WORK TASK: Every line with the string "icon" must be copied from the entries below.

SUPPLIED ENTRIES:

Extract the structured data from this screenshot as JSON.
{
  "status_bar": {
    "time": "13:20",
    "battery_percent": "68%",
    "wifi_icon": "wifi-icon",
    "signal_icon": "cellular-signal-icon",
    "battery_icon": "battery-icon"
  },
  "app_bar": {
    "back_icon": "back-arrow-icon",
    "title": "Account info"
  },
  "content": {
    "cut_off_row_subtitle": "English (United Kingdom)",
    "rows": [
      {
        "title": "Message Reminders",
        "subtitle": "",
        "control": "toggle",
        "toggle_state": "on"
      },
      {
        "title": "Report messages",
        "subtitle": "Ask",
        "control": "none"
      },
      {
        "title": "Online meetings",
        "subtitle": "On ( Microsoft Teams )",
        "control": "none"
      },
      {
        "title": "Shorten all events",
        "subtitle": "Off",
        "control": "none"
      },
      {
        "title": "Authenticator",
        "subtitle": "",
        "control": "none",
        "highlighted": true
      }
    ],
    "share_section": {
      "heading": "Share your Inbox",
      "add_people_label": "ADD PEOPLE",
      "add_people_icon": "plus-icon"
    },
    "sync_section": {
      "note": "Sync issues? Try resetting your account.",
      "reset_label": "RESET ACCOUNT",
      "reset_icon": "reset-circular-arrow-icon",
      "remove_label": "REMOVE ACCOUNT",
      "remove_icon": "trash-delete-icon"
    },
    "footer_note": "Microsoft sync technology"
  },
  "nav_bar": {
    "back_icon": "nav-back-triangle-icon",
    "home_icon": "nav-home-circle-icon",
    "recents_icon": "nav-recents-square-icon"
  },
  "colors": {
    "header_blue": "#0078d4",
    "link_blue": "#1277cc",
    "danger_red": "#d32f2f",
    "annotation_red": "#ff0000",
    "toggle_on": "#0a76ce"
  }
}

RESULT FOR THIS TASK:
    "wifi_icon": "wifi-icon",
    "signal_icon": "cellular-signal-icon",
    "battery_icon": "battery-icon"
    "back_icon": "back-arrow-icon",
      "add_people_icon": "plus-icon"
      "reset_icon": "reset-circular-arrow-icon",
      "remove_icon": "trash-delete-icon"
    "back_icon": "nav-back-triangle-icon",
    "home_icon": "nav-home-circle-icon",
    "recents_icon": "nav-recents-square-icon"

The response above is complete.